 this heightened pressure to present our city in the most authentic way, to patronize neighborhoods that don’t depend on tourists. We ruled out the French Quarter and the Warehouse District. It’d been a long, productive day and we wanted a good, stiff drink, delicious food, and a place where we could talk and linger, if our guest felt up to it. We decided on the Bywater, which is downriver from Faubourg Marigny and upriver from the Industrial Canal. Anne lives there with her husband and two sons.

“There’s a place called the Country Club,” she said, “around the corner from my house. Food’s gotten good.”

“Sounds fancy, “ I said.

“It’s also a nude swimming club.”

Oh, I said. I hadn’t skinny-dipped in public since I was twenty, the night I lost my virginity in Washington, D.C. That night I felt certain and brave in my new body, not immodest but natural, and freshly in love. How had so much time passed?

The Country Club is a pale yellow, classic nineteenth-century Creole mansion with a grand front porch. Inside are fifteen-foot ceilings, polished hardwood floors, and palms 
in pots. People dine in the house’s rooms, and there’s a bar in the back near the pool where Anne, on her way to the bathroom, saw a naked woman ordering a drink.

We found a table on the porch with comfortable wicker chairs and we sipped cocktails: gin and tonics for Anne and me, bourbon on ice for the writer. Men outfitted in robes and carrying towels started arriving. A drag queen in a purple bathing cap left her dog on the front porch, and it hung out with the diners.

We agreed to share our food: crawfish beignets, grilled flat-bread with duck confit, ravioli with green peas and Gruyère, pan-fried soft-shell blue crab, a side of truffled macaroni and cheese, pot de crème for dessert. We ordered another round of drinks.

“New Orleans doesn’t usually get wind like this,” I said. White clouds raced across a navy blue sky—fast as time lapse—and gusts played around with the fronds of a dwarf palmetto. The boy in D.C. had wanted to be a photojournalist, but when I Googled him I found out that he sold turbines to wind farms.

We asked the writer about the films that’d been made
 of his books, and he asked concerned questions about our city’s progress, the schools, people’s homes, crime. He didn’t sound like he could live here, but then New Orleanians are hypersensitive lately about their city still being desirable, rubbed raw by the doubters.

Another NOCCA teacher, Ken, joined us. He’d just come from criminal court where a young thug had been acquitted of shooting Dinerral Shavers, a well-liked drummer who ran the music program at Rabouin High School. “The killer’s out right now walking around,” Ken said, looking down Louisa Street. The waiter brought him bourbon on ice and we pushed the mac ‘n’ cheese his way.
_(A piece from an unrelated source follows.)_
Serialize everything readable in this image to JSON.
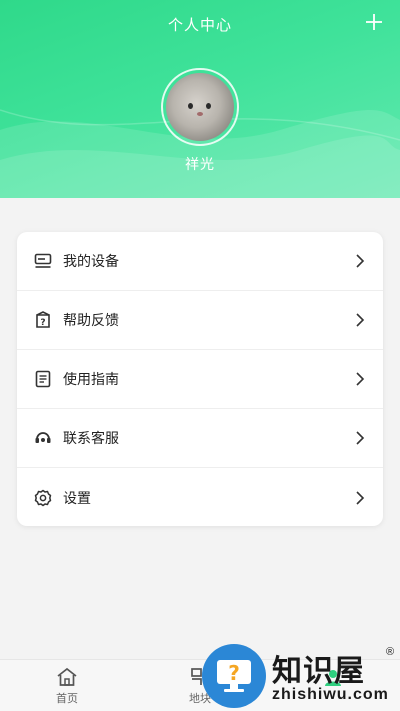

The moon rose high in the sky and swimmers walked out with wet hair, got on bikes
 or strolled home to Bywater shotguns. We settled the tab and ventured to the back, and I timidly asked the bartender if we could see the pool.

“Sure, doll,” he said. “A one-time swim is seven dollars.”
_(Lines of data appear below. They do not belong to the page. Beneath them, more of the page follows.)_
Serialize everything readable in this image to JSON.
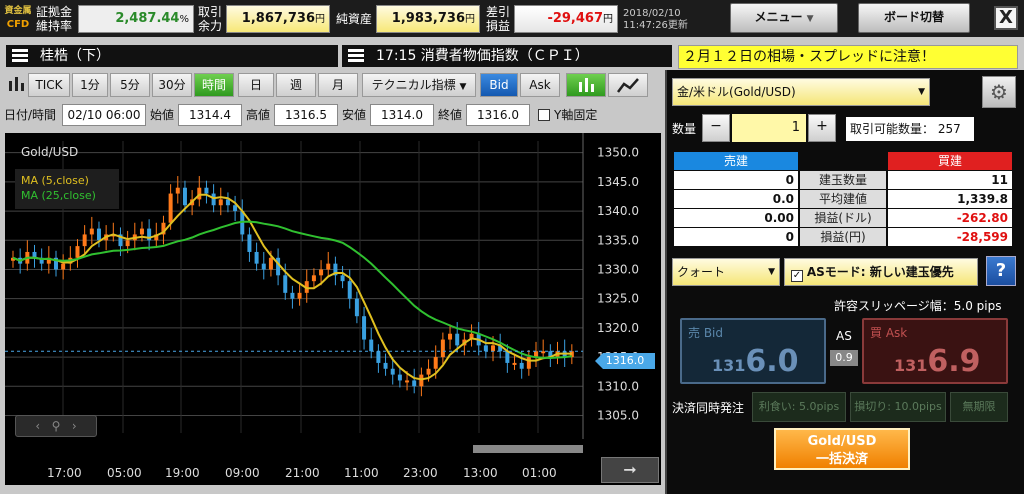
{
  "logo": {
    "line1": "資金属",
    "line2": "CFD"
  },
  "top": {
    "margin_label1": "証拠金",
    "margin_label2": "維持率",
    "margin_value": "2,487.44",
    "margin_unit": "%",
    "avail_label1": "取引",
    "avail_label2": "余力",
    "avail_value": "1,867,736",
    "avail_unit": "円",
    "net_label": "純資産",
    "net_value": "1,983,736",
    "net_unit": "円",
    "pl_label1": "差引",
    "pl_label2": "損益",
    "pl_value": "-29,467",
    "pl_unit": "円",
    "date": "2018/02/10",
    "time": "11:47:26更新",
    "menu_label": "メニュー",
    "board_label": "ボード切替",
    "close_label": "X"
  },
  "header": {
    "instrument": "桂梏（下）",
    "news": "17:15 消費者物価指数（ＣＰＩ）",
    "warning": "２月１２日の相場・スプレッドに注意！"
  },
  "toolbar": {
    "tick": "TICK",
    "m1": "1分",
    "m5": "5分",
    "m30": "30分",
    "hour": "時間",
    "day": "日",
    "week": "週",
    "month": "月",
    "tech": "テクニカル指標",
    "bid": "Bid",
    "ask": "Ask"
  },
  "ohlc": {
    "dt_label": "日付/時間",
    "dt_value": "02/10 06:00",
    "open_label": "始値",
    "open_value": "1314.4",
    "high_label": "高値",
    "high_value": "1316.5",
    "low_label": "安値",
    "low_value": "1314.0",
    "close_label": "終値",
    "close_value": "1316.0",
    "yfix_label": "Y軸固定"
  },
  "chart_data": {
    "type": "candlestick",
    "title": "Gold/USD",
    "legend": [
      "MA (5,close)",
      "MA (25,close)"
    ],
    "ylim": [
      1302,
      1352
    ],
    "yticks": [
      1305.0,
      1310.0,
      1315.0,
      1320.0,
      1325.0,
      1330.0,
      1335.0,
      1340.0,
      1345.0,
      1350.0
    ],
    "xticks": [
      "17:00",
      "05:00",
      "19:00",
      "09:00",
      "21:00",
      "11:00",
      "23:00",
      "13:00",
      "01:00"
    ],
    "current_price": "1316.0",
    "colors": {
      "up": "#ff7a1a",
      "down": "#3aa0e0",
      "ma5": "#e0c020",
      "ma25": "#30c030"
    },
    "closes": [
      1332,
      1331,
      1333,
      1332,
      1331,
      1332,
      1330,
      1331,
      1332,
      1334,
      1336,
      1337,
      1335,
      1336,
      1336,
      1334,
      1335,
      1336,
      1337,
      1335,
      1336,
      1338,
      1343,
      1344,
      1341,
      1342,
      1344,
      1343,
      1341,
      1342,
      1341,
      1340,
      1336,
      1333,
      1331,
      1330,
      1332,
      1329,
      1326,
      1325,
      1326,
      1328,
      1329,
      1330,
      1331,
      1329,
      1328,
      1325,
      1322,
      1318,
      1316,
      1314,
      1313,
      1312,
      1311,
      1311,
      1310,
      1312,
      1313,
      1315,
      1318,
      1319,
      1317,
      1318,
      1319,
      1317,
      1316,
      1317,
      1316,
      1314,
      1314,
      1313,
      1315,
      1316,
      1316,
      1315,
      1316,
      1315,
      1316
    ]
  },
  "right": {
    "symbol": "金/米ドル(Gold/USD)",
    "qty_label": "数量",
    "qty_value": "1",
    "minus": "−",
    "plus": "+",
    "tradable_label": "取引可能数量：",
    "tradable_value": "257",
    "sell_hdr": "売建",
    "buy_hdr": "買建",
    "rows": [
      {
        "left": "0",
        "label": "建玉数量",
        "right": "11"
      },
      {
        "left": "0.0",
        "label": "平均建値",
        "right": "1,339.8"
      },
      {
        "left": "0.00",
        "label": "損益(ドル)",
        "right": "-262.80"
      },
      {
        "left": "0",
        "label": "損益(円)",
        "right": "-28,599"
      }
    ],
    "order_type": "クォート",
    "as_mode": "ASモード: 新しい建玉優先",
    "help": "?",
    "slip_label": "許容スリッページ幅：5.0  pips",
    "bid_label": "売 Bid",
    "bid_small": "131",
    "bid_big": "6.0",
    "ask_label": "買 Ask",
    "ask_small": "131",
    "ask_big": "6.9",
    "as_label": "AS",
    "spread": "0.9",
    "simul_label": "決済同時発注",
    "rikaku": "利食い: 5.0pips",
    "songiri": "損切り: 10.0pips",
    "mukigen": "無期限",
    "settle_line1": "Gold/USD",
    "settle_line2": "一括決済"
  }
}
“We’re just looking,” I said, and fumbled. “Not looking, but, well, can we take a look?”

The property went on for days—there was a country club back there—and dozens of men relaxed on chaise longues, talking quietly and sipping drinks. We didn’t stare, but we noticed. We marveled at the moving sky, at the rush of wind that felt more Chicago than New Orleans, at this lovely private swimming club behind an elegant house that’s a restaurant.

Two long-limbed naked men left their chairs and dove into turquoise water, perfect 
in their bodies, silky water 
on skin with nothing in the way. How good again would that feel? We hoped the writer would fall a little in love with the city, presenting herself like this for him, and not forget.
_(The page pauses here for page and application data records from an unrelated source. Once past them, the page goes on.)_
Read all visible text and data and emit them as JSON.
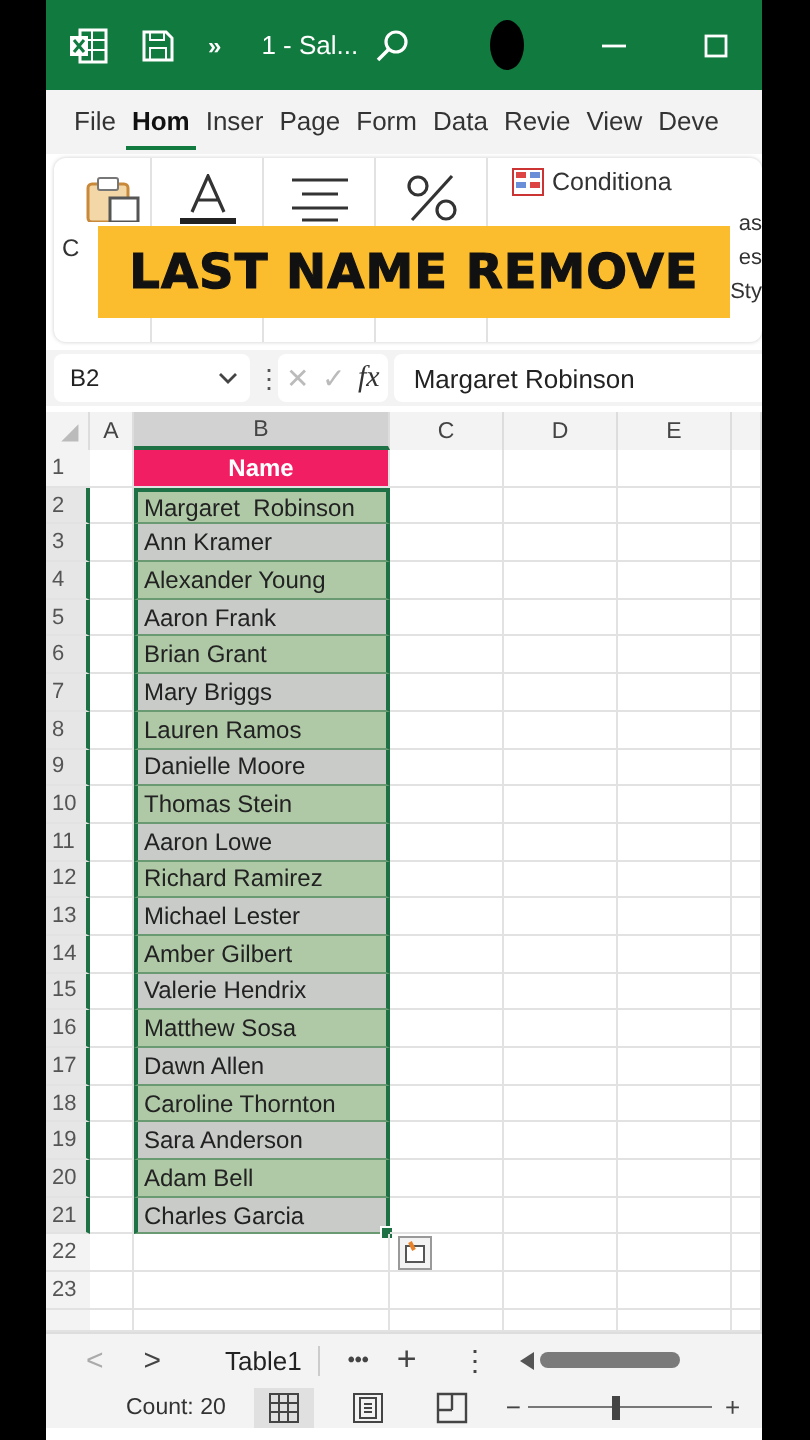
{
  "title_bar": {
    "more": "»",
    "document_title": "1 - Sal..."
  },
  "ribbon_tabs": [
    {
      "label": "File",
      "selected": false
    },
    {
      "label": "Hom",
      "selected": true
    },
    {
      "label": "Inser",
      "selected": false
    },
    {
      "label": "Page",
      "selected": false
    },
    {
      "label": "Form",
      "selected": false
    },
    {
      "label": "Data",
      "selected": false
    },
    {
      "label": "Revie",
      "selected": false
    },
    {
      "label": "View",
      "selected": false
    },
    {
      "label": "Deve",
      "selected": false
    }
  ],
  "ribbon": {
    "left_fragment": "C",
    "conditional": "Conditiona",
    "right_fragments": [
      "as",
      "es",
      "Sty"
    ]
  },
  "banner": "LAST NAME REMOVE",
  "formula_bar": {
    "name_box": "B2",
    "separator": "⋮",
    "cancel": "✕",
    "enter": "✓",
    "function_label": "fx",
    "formula": "Margaret Robinson"
  },
  "columns": [
    {
      "label": "A",
      "selected": false
    },
    {
      "label": "B",
      "selected": true
    },
    {
      "label": "C",
      "selected": false
    },
    {
      "label": "D",
      "selected": false
    },
    {
      "label": "E",
      "selected": false
    }
  ],
  "rows": [
    {
      "number": "1",
      "kind": "header",
      "value": "Name",
      "selected": false
    },
    {
      "number": "2",
      "kind": "data",
      "value": "Margaret  Robinson",
      "selected": true
    },
    {
      "number": "3",
      "kind": "data",
      "value": "Ann Kramer",
      "selected": true
    },
    {
      "number": "4",
      "kind": "data",
      "value": "Alexander Young",
      "selected": true
    },
    {
      "number": "5",
      "kind": "data",
      "value": "Aaron Frank",
      "selected": true
    },
    {
      "number": "6",
      "kind": "data",
      "value": "Brian Grant",
      "selected": true
    },
    {
      "number": "7",
      "kind": "data",
      "value": "Mary Briggs",
      "selected": true
    },
    {
      "number": "8",
      "kind": "data",
      "value": "Lauren Ramos",
      "selected": true
    },
    {
      "number": "9",
      "kind": "data",
      "value": "Danielle Moore",
      "selected": true
    },
    {
      "number": "10",
      "kind": "data",
      "value": "Thomas Stein",
      "selected": true
    },
    {
      "number": "11",
      "kind": "data",
      "value": "Aaron Lowe",
      "selected": true
    },
    {
      "number": "12",
      "kind": "data",
      "value": "Richard Ramirez",
      "selected": true
    },
    {
      "number": "13",
      "kind": "data",
      "value": "Michael Lester",
      "selected": true
    },
    {
      "number": "14",
      "kind": "data",
      "value": "Amber Gilbert",
      "selected": true
    },
    {
      "number": "15",
      "kind": "data",
      "value": "Valerie Hendrix",
      "selected": true
    },
    {
      "number": "16",
      "kind": "data",
      "value": "Matthew Sosa",
      "selected": true
    },
    {
      "number": "17",
      "kind": "data",
      "value": "Dawn Allen",
      "selected": true
    },
    {
      "number": "18",
      "kind": "data",
      "value": "Caroline Thornton",
      "selected": true
    },
    {
      "number": "19",
      "kind": "data",
      "value": "Sara Anderson",
      "selected": true
    },
    {
      "number": "20",
      "kind": "data",
      "value": "Adam Bell",
      "selected": true
    },
    {
      "number": "21",
      "kind": "data",
      "value": "Charles Garcia",
      "selected": true
    },
    {
      "number": "22",
      "kind": "empty",
      "selected": false
    },
    {
      "number": "23",
      "kind": "empty",
      "selected": false
    }
  ],
  "sheet_bar": {
    "prev": "<",
    "next": ">",
    "tabs": [
      {
        "label": "Table1",
        "selected": true
      }
    ],
    "more": "•••",
    "add": "+",
    "menu": "⋮"
  },
  "status_bar": {
    "count": "Count: 20",
    "views": [
      {
        "kind": "normal",
        "selected": true
      },
      {
        "kind": "page_layout",
        "selected": false
      },
      {
        "kind": "page_break",
        "selected": false
      }
    ],
    "zoom_out": "−",
    "zoom_in": "+",
    "zoom": {
      "level": 0.47
    }
  }
}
Read more from our Summer 2008 issue.

Pia Z. Ehrhardt is the author of Famous Fathers & Other Stories. Her fiction and essays have appeared in McSweeney's Quarterly Concern, VQR, the Morning News, Guernica, the Nervous Breakdown, and Narrative. She lives in New Orleans, where she's a visiting artist at New Orleans Center for Creative Arts. Her website is justlivehere.com.